Levy, Marvin David
Levy, Marvin David
Levy, Marvin David, American composer; b. Passaic, N.J., Aug. 2,1932. He studied composition with Philip James at N.Y.U., and with Luening at Columbia Univ. He was awarded 2 Guggenheim fellowships (1960, 1964) and 2 American Prix de Rome fellowships (1962–63; 1965). Levy showed a particular disposition toward the musical theater. In his vocal and instrumental writing, he adopted an expressionistic mode along atonal lines, in an ambience of cautiously dissonant harmonies vivified by a nervously asymmetric rhythmic pulse.
dramatic opera:Sotoba Komachi (N.Y., April 7,1957); The Tower (Sante Fe, Aug. 2,1957); Escorial (N.Y., May 4, 1958); Mourning Becomes Electra, after O’Neill (N.Y., March 17,1967). m u s i c a 1 :The Balcony (1981–87). orch.:Caramoor Festival Overture (1959); Sym. (Los Angeles, Dec. 15, 1960); Kryos, dance poem for Chamber Orch. (1961); Piano Concerto (Chicago, Dec. 3, 1970); Trialogues I and II (1972); In memoriam W.H. Auden (1974); Arrows of Time (Orlando, Fla., Oct. 3, 1988). chamber: String Quartet (1955); Rhapsody for Violin, Clarinet, and Harp (1956); Chassidic Suite for Horn and Piano (1956). vocal:Echoes for Soprano and Ensemble (1956); For the Time Being, Christmas oratorio (1959); One Person, cantata for Alto and Orch. (1962); Sacred Service for the Park Avenue Synagogue in N.Y. (1964); Masada, oratorio for Narrator, Tenor, Chorus, and Orch. (1973; rev. version, Chicago, Oct. 15, 1987); Canto de los Marranos for Soprano and Orch. (1977).
—Nicolas Slonimsky/Laura Kuhn/Dennis McIntire

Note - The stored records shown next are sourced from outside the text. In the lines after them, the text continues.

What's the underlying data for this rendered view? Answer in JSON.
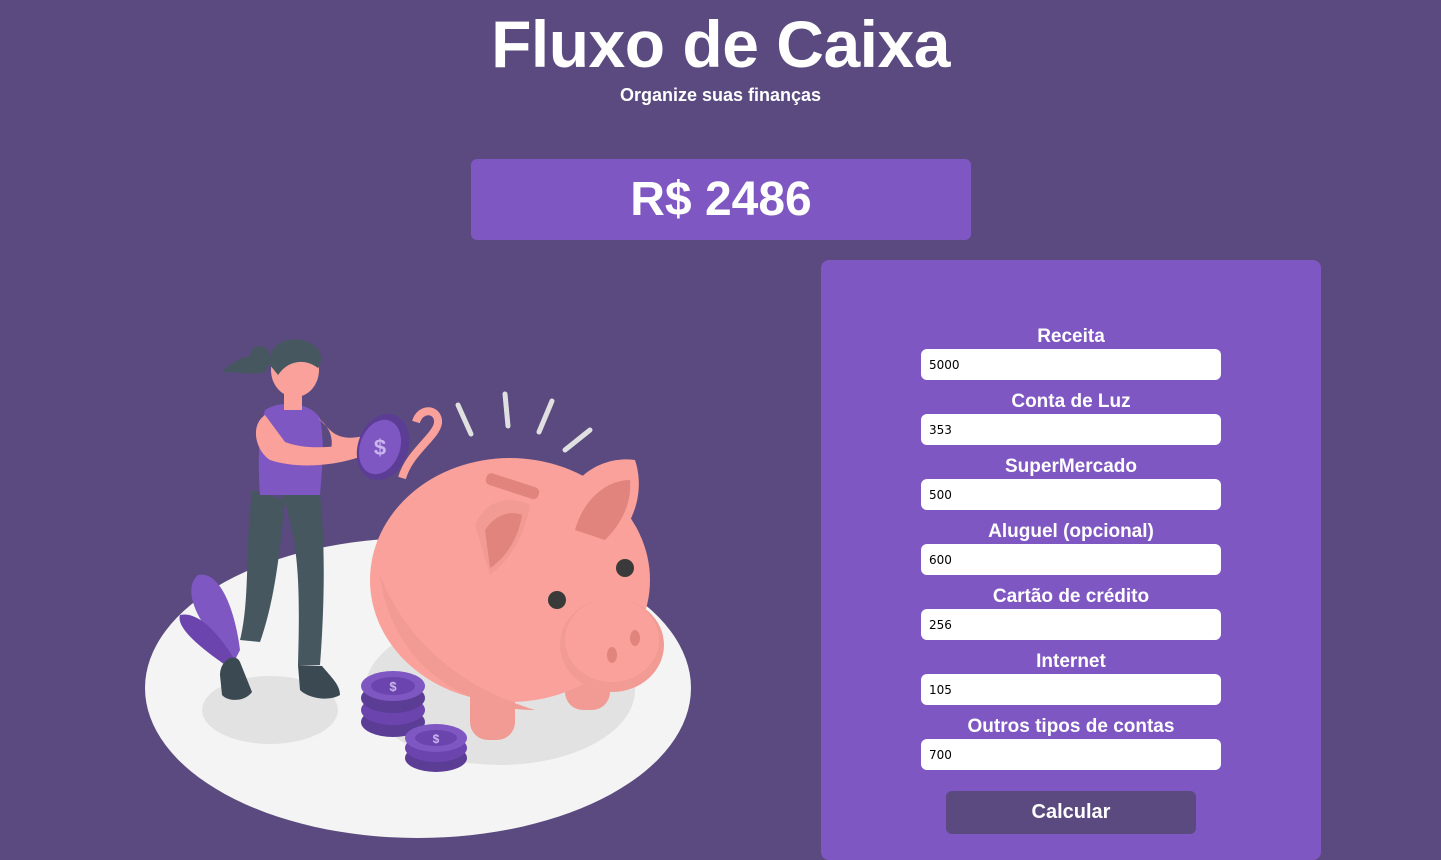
{
  "header": {
    "title": "Fluxo de Caixa",
    "subtitle": "Organize suas finanças"
  },
  "result": {
    "value": "R$ 2486"
  },
  "form": {
    "fields": [
      {
        "label": "Receita",
        "value": "5000"
      },
      {
        "label": "Conta de Luz",
        "value": "353"
      },
      {
        "label": "SuperMercado",
        "value": "500"
      },
      {
        "label": "Aluguel (opcional)",
        "value": "600"
      },
      {
        "label": "Cartão de crédito",
        "value": "256"
      },
      {
        "label": "Internet",
        "value": "105"
      },
      {
        "label": "Outros tipos de contas",
        "value": "700"
      }
    ],
    "submit_label": "Calcular"
  },
  "illustration": {
    "subject": "woman-inserting-coin-into-piggy-bank",
    "coin_symbol": "$"
  },
  "colors": {
    "background": "#5a4a7f",
    "accent": "#7f57c2",
    "input_background": "#ffffff",
    "text": "#ffffff",
    "piggy": "#f9a19a"
  }
}
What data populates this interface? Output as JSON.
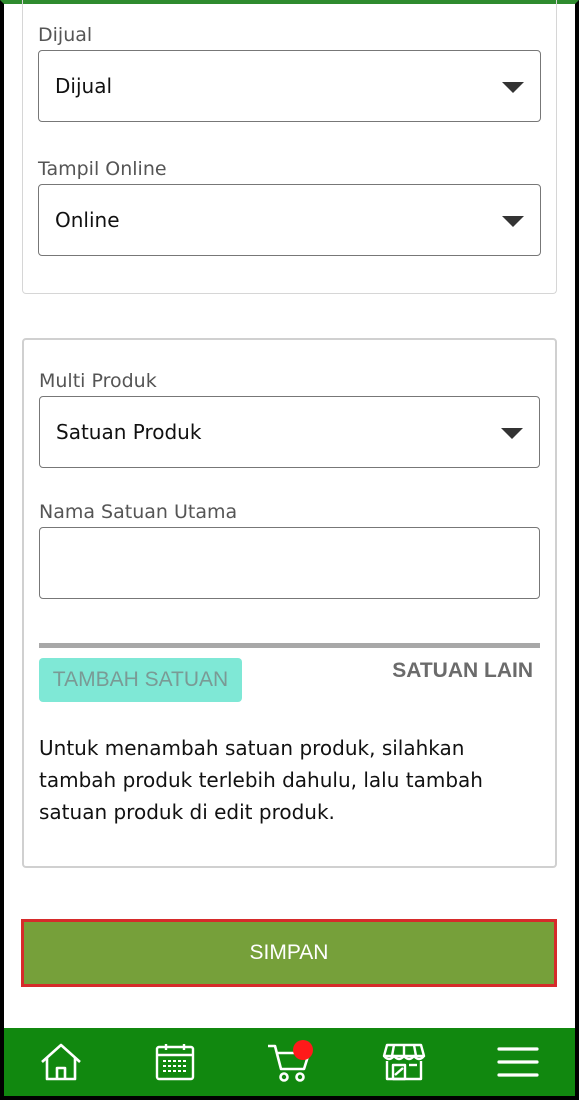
{
  "status": {
    "label": "Dijual",
    "value": "Dijual"
  },
  "online": {
    "label": "Tampil Online",
    "value": "Online"
  },
  "multi": {
    "label": "Multi Produk",
    "value": "Satuan Produk"
  },
  "unit_name": {
    "label": "Nama Satuan Utama",
    "value": ""
  },
  "units": {
    "add_button": "TAMBAH SATUAN",
    "other_tab": "SATUAN LAIN",
    "info": "Untuk menambah satuan produk, silahkan tambah produk terlebih dahulu, lalu tambah satuan produk di edit produk."
  },
  "save_label": "SIMPAN",
  "nav": {
    "items": [
      "home-icon",
      "calendar-icon",
      "cart-icon",
      "store-icon",
      "menu-icon"
    ],
    "cart_badge_color": "#ff1a1a",
    "bar_color": "#11880f"
  }
}
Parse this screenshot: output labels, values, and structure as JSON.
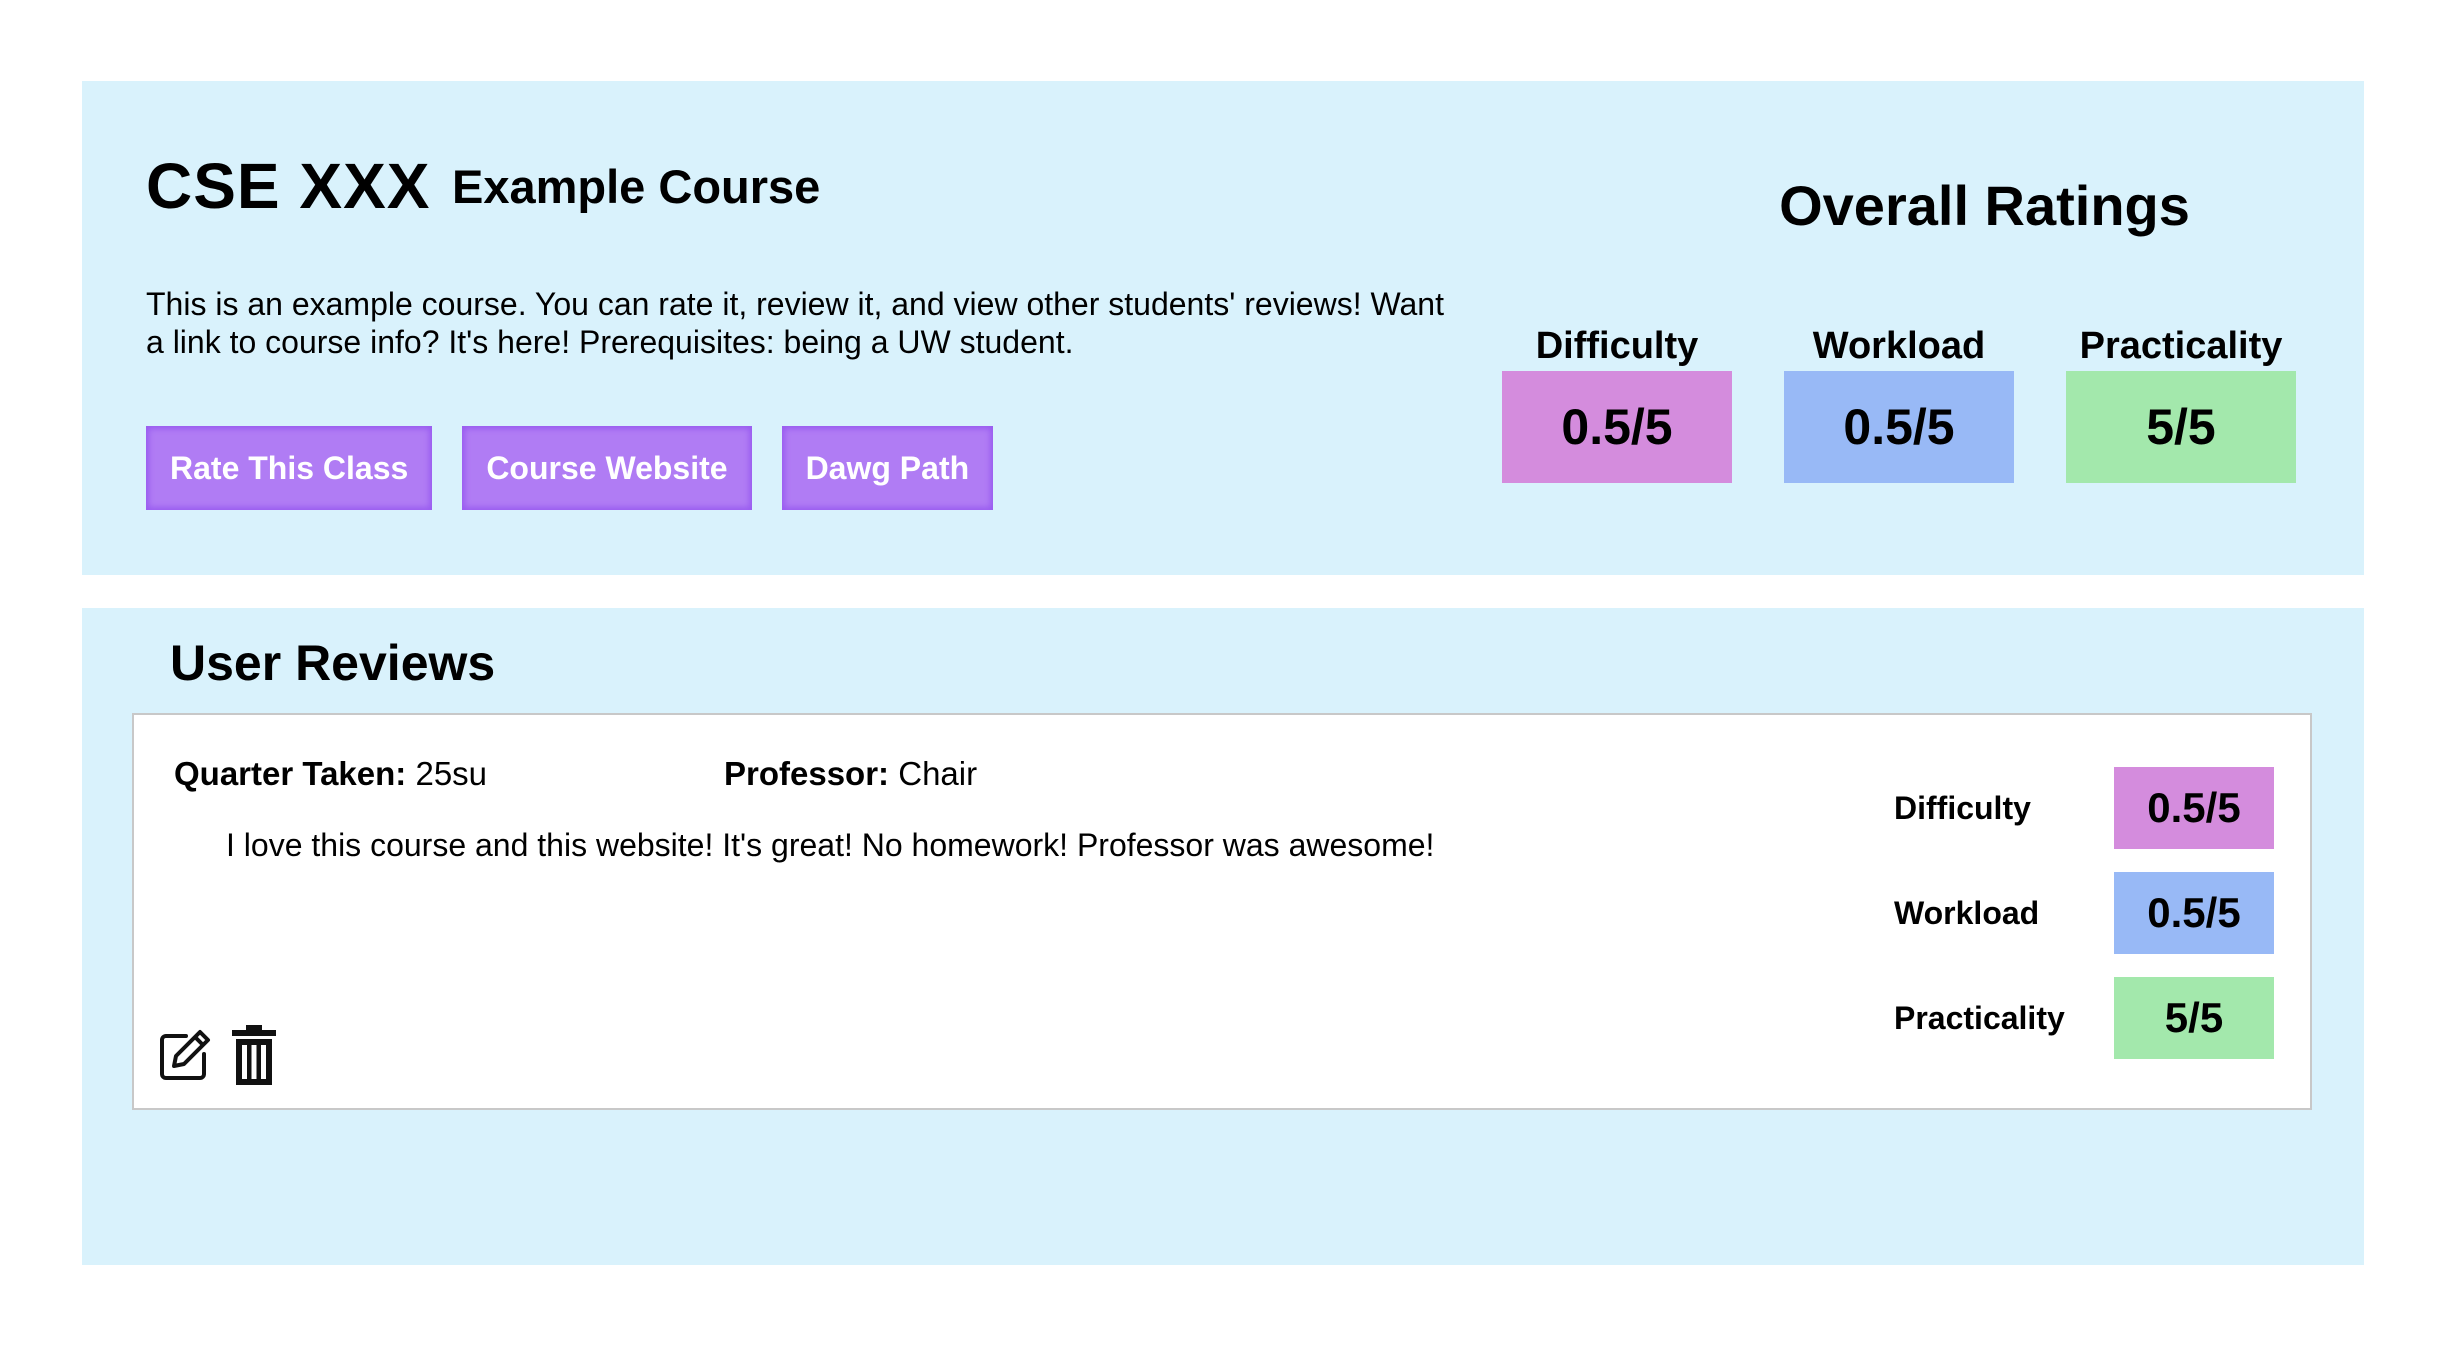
{
  "course": {
    "code": "CSE XXX",
    "name": "Example Course",
    "description": "This is an example course. You can rate it, review it, and view other students' reviews! Want a link to course info? It's here! Prerequisites: being a UW student.",
    "buttons": {
      "rate": "Rate This Class",
      "website": "Course Website",
      "dawg_path": "Dawg Path"
    }
  },
  "overall": {
    "title": "Overall Ratings",
    "metrics": [
      {
        "label": "Difficulty",
        "value": "0.5/5",
        "color": "#d48cdd"
      },
      {
        "label": "Workload",
        "value": "0.5/5",
        "color": "#98b9f6"
      },
      {
        "label": "Practicality",
        "value": "5/5",
        "color": "#a3e8ac"
      }
    ]
  },
  "reviews": {
    "title": "User Reviews",
    "items": [
      {
        "quarter_label": "Quarter Taken:",
        "quarter": "25su",
        "professor_label": "Professor:",
        "professor": "Chair",
        "text": "I love this course and this website! It's great! No homework! Professor was awesome!",
        "ratings": [
          {
            "label": "Difficulty",
            "value": "0.5/5",
            "color": "#d48cdd"
          },
          {
            "label": "Workload",
            "value": "0.5/5",
            "color": "#98b9f6"
          },
          {
            "label": "Practicality",
            "value": "5/5",
            "color": "#a3e8ac"
          }
        ],
        "actions": [
          "edit-icon",
          "trash-icon"
        ]
      }
    ]
  },
  "colors": {
    "panel_bg": "#d9f2fc",
    "button_bg": "#b07cf4"
  }
}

"Levy, Marvin David." Baker’s Biographical Dictionary of Musicians. . Encyclopedia.com. (September 21, 2018). http://www.encyclopedia.com/arts/dictionaries-thesauruses-pictures-and-press-releases/levy-marvin-david-0
"Levy, Marvin David." Baker’s Biographical Dictionary of Musicians. . Retrieved September 21, 2018 from Encyclopedia.com: http://www.encyclopedia.com/arts/dictionaries-thesauruses-pictures-and-press-releases/levy-marvin-david-0
Encyclopedia.com gives you the ability to cite reference entries and articles according to common styles from the Modern Language Association (MLA), The Chicago Manual of Style, and the American Psychological Association (APA).
Within the “Cite this article” tool, pick a style to see how all available information looks when formatted according to that style. Then, copy and paste the text into your bibliography or works cited list.
Because each style has its own formatting nuances that evolve over time and not all information is available for every reference entry or article, Encyclopedia.com cannot guarantee each citation it generates. Therefore, it’s best to use Encyclopedia.com citations as a starting point before checking the style against your school or publication’s requirements and the most-recent information available at these sites:
Modern Language Association
The Chicago Manual of Style
American Psychological Association
- Most online reference entries and articles do not have page numbers. Therefore, that information is unavailable for most Encyclopedia.com content. However, the date of retrieval is often important. Refer to each style’s convention regarding the best way to format page numbers and retrieval dates.
- In addition to the MLA, Chicago, and APA styles, your school, university, publication, or institution may have its own requirements for citations. Therefore, be sure to refer to those guidelines when editing your bibliography or works cited list.